• Problem details
Check every line of the records below for the string "time" and copy the ones that have it.

• Records to use
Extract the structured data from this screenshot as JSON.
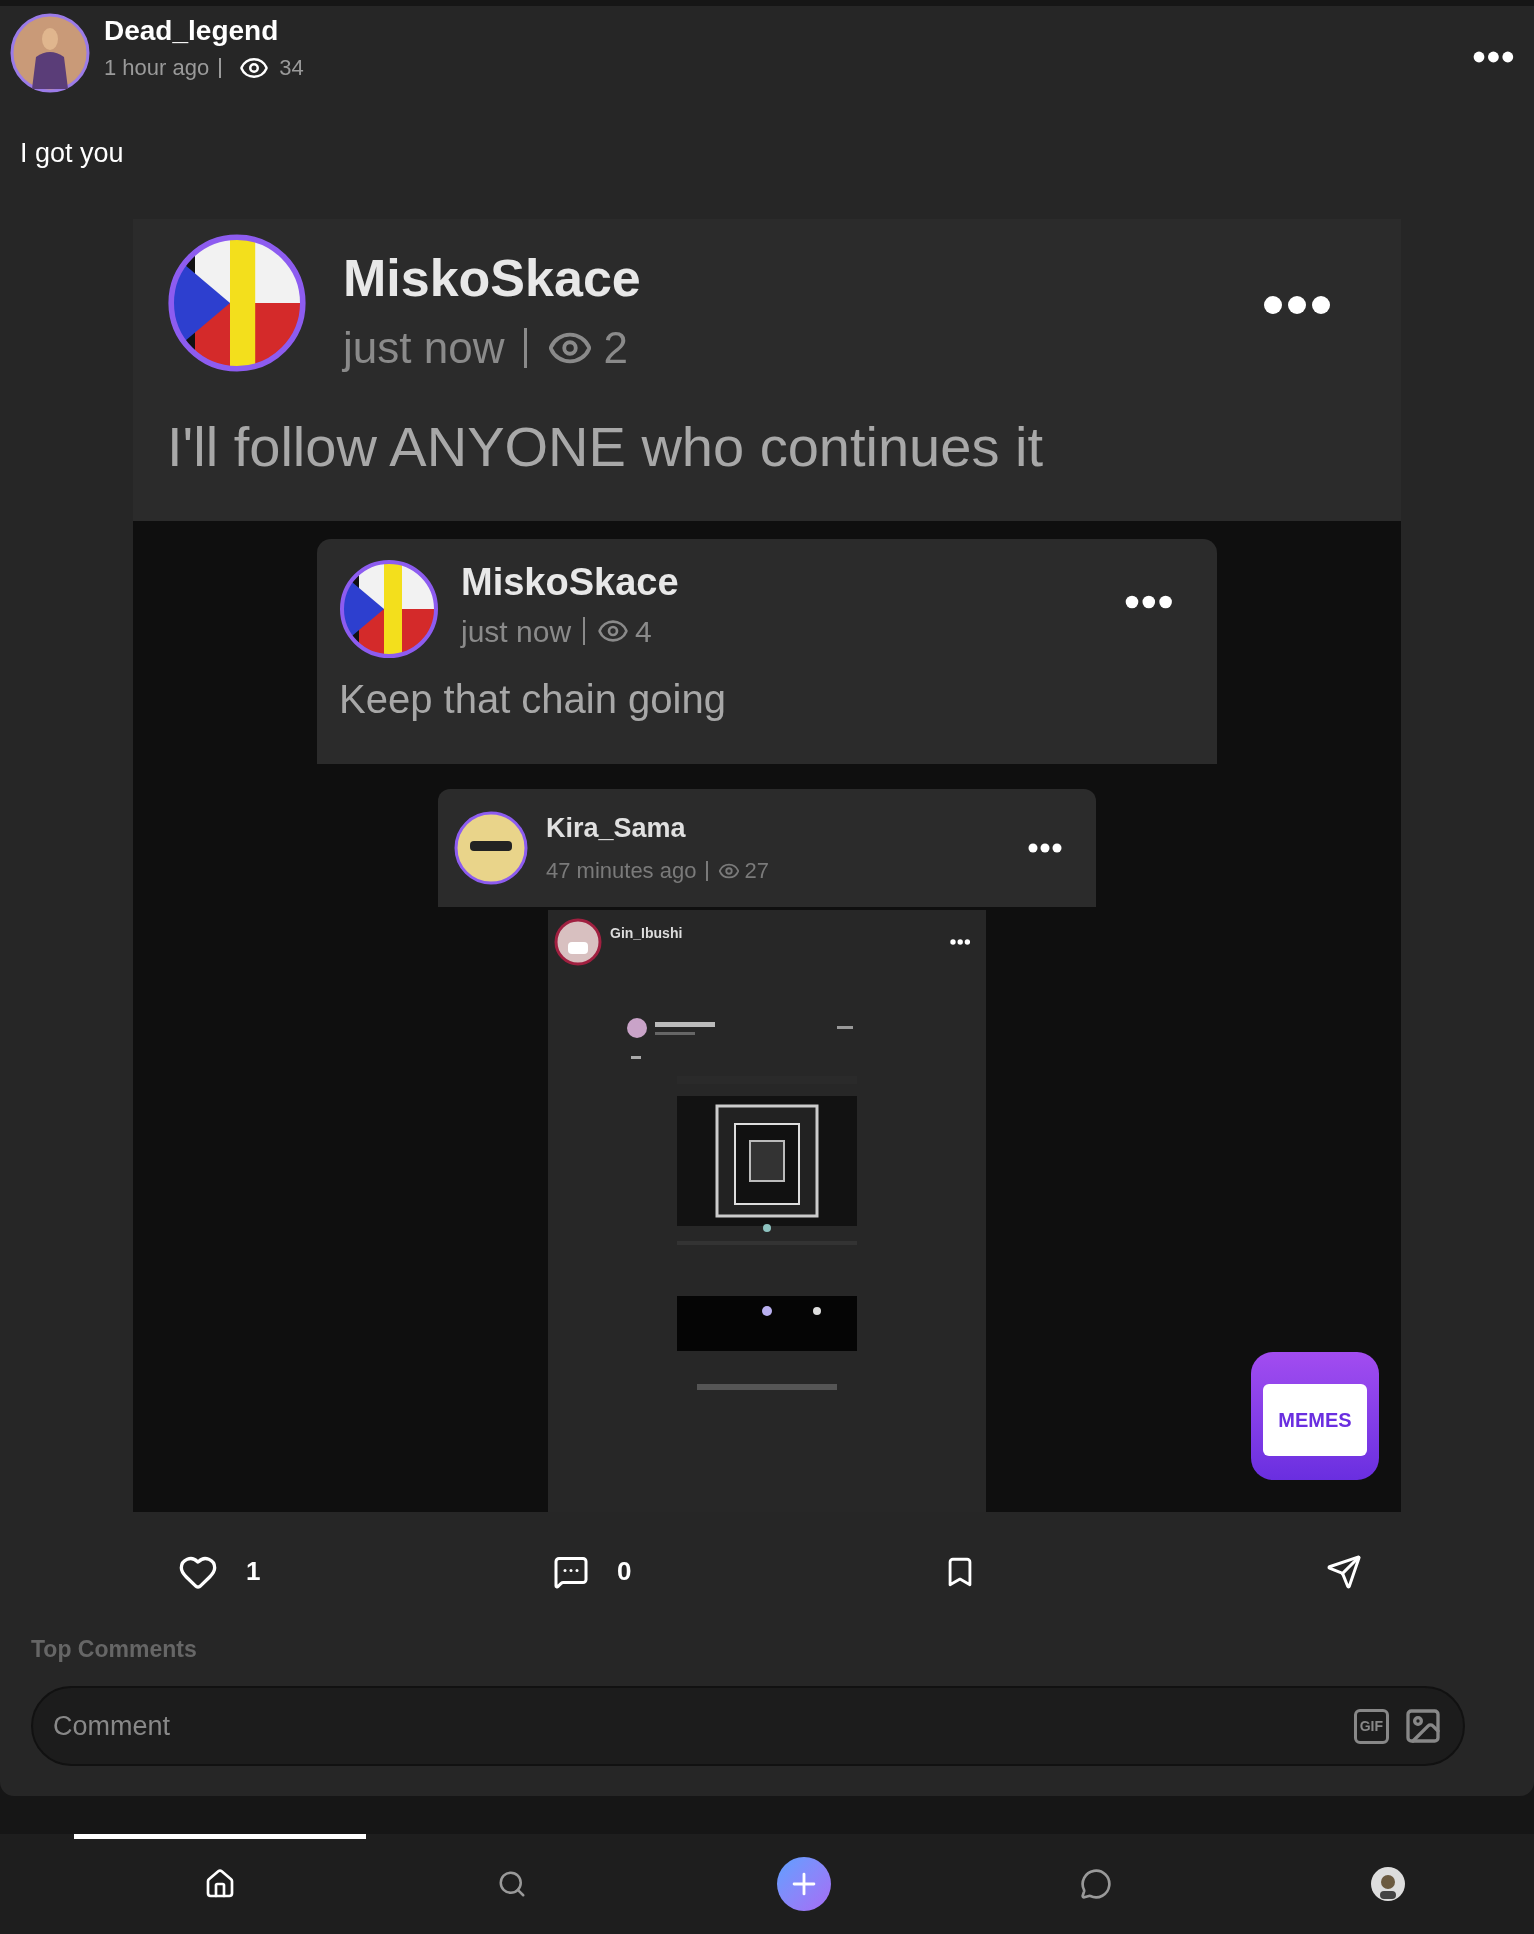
{
  "post": {
    "author": "Dead_legend",
    "time": "1 hour ago",
    "views": "34",
    "text": "I got you",
    "shared_image": {
      "author": "MiskoSkace",
      "time": "just now",
      "views": "2",
      "text": "I'll follow ANYONE who continues it",
      "nested": [
        {
          "author": "MiskoSkace",
          "time": "just now",
          "views": "4",
          "text": "Keep that chain going"
        },
        {
          "author": "Kira_Sama",
          "time": "47 minutes ago",
          "views": "27"
        },
        {
          "author": "Gin_Ibushi"
        }
      ],
      "badge": "MEMES"
    },
    "likes": "1",
    "comments": "0"
  },
  "comments_section": {
    "title": "Top Comments",
    "placeholder": "Comment",
    "gif_label": "GIF"
  },
  "bottom_nav": [
    {
      "kind": "home",
      "selected": true
    },
    {
      "kind": "search",
      "selected": false
    },
    {
      "kind": "add",
      "selected": false
    },
    {
      "kind": "chat",
      "selected": false
    },
    {
      "kind": "profile",
      "selected": false
    }
  ]
}
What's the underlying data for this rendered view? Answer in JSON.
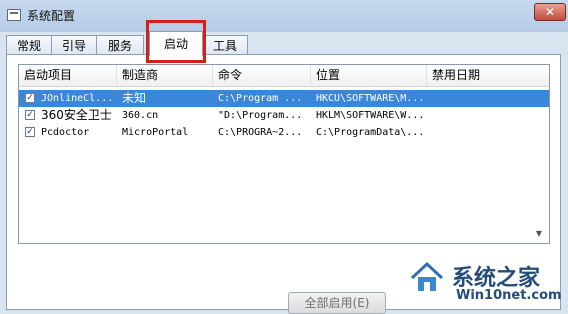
{
  "window": {
    "title": "系统配置",
    "close_label": "✕"
  },
  "tabs": [
    {
      "label": "常规"
    },
    {
      "label": "引导"
    },
    {
      "label": "服务"
    },
    {
      "label": "启动"
    },
    {
      "label": "工具"
    }
  ],
  "active_tab": "启动",
  "highlight_color": "#d21f1f",
  "columns": [
    "启动项目",
    "制造商",
    "命令",
    "位置",
    "禁用日期"
  ],
  "rows": [
    {
      "checked": true,
      "item": "JOnlineCl...",
      "maker": "未知",
      "command": "C:\\Program ...",
      "location": "HKCU\\SOFTWARE\\M...",
      "disabled_date": "",
      "selected": true
    },
    {
      "checked": true,
      "item": "360安全卫士",
      "maker": "360.cn",
      "command": "\"D:\\Program...",
      "location": "HKLM\\SOFTWARE\\W...",
      "disabled_date": ""
    },
    {
      "checked": true,
      "item": "Pcdoctor",
      "maker": "MicroPortal",
      "command": "C:\\PROGRA~2...",
      "location": "C:\\ProgramData\\...",
      "disabled_date": ""
    }
  ],
  "buttons": {
    "enable_all": "全部启用(E)"
  },
  "watermark": {
    "name": "系统之家",
    "url": "Win10net.com"
  }
}
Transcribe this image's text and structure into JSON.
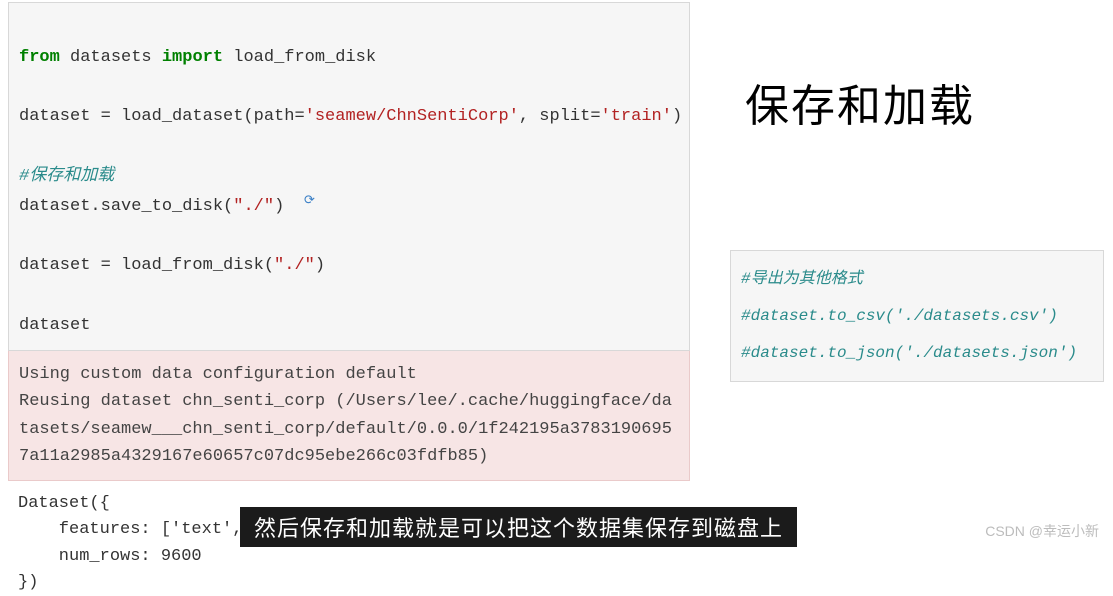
{
  "code": {
    "line1_from": "from",
    "line1_mid": " datasets ",
    "line1_import": "import",
    "line1_end": " load_from_disk",
    "line2_pre": "dataset = load_dataset(path=",
    "line2_str1": "'seamew/ChnSentiCorp'",
    "line2_mid": ", split=",
    "line2_str2": "'train'",
    "line2_end": ")",
    "line3_comment": "#保存和加载",
    "line4_pre": "dataset.save_to_disk(",
    "line4_str": "\"./\"",
    "line4_end": ")",
    "line5_pre": "dataset = load_from_disk(",
    "line5_str": "\"./\"",
    "line5_end": ")",
    "line6": "dataset"
  },
  "error": {
    "line1": "Using custom data configuration default",
    "line2": "Reusing dataset chn_senti_corp (/Users/lee/.cache/huggingface/datasets/seamew___chn_senti_corp/default/0.0.0/1f242195a37831906957a11a2985a4329167e60657c07dc95ebe266c03fdfb85)"
  },
  "output": {
    "line1": "Dataset({",
    "line2": "    features: ['text', 'label'],",
    "line3": "    num_rows: 9600",
    "line4": "})"
  },
  "right_title": "保存和加载",
  "right_code": {
    "line1": "#导出为其他格式",
    "line2": "#dataset.to_csv('./datasets.csv')",
    "line3": "#dataset.to_json('./datasets.json')"
  },
  "caption": "然后保存和加载就是可以把这个数据集保存到磁盘上",
  "watermark": "CSDN @幸运小新"
}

• Your solution
    "time": "1 hour ago",
      "time": "just now",
          "time": "just now",
          "time": "47 minutes ago",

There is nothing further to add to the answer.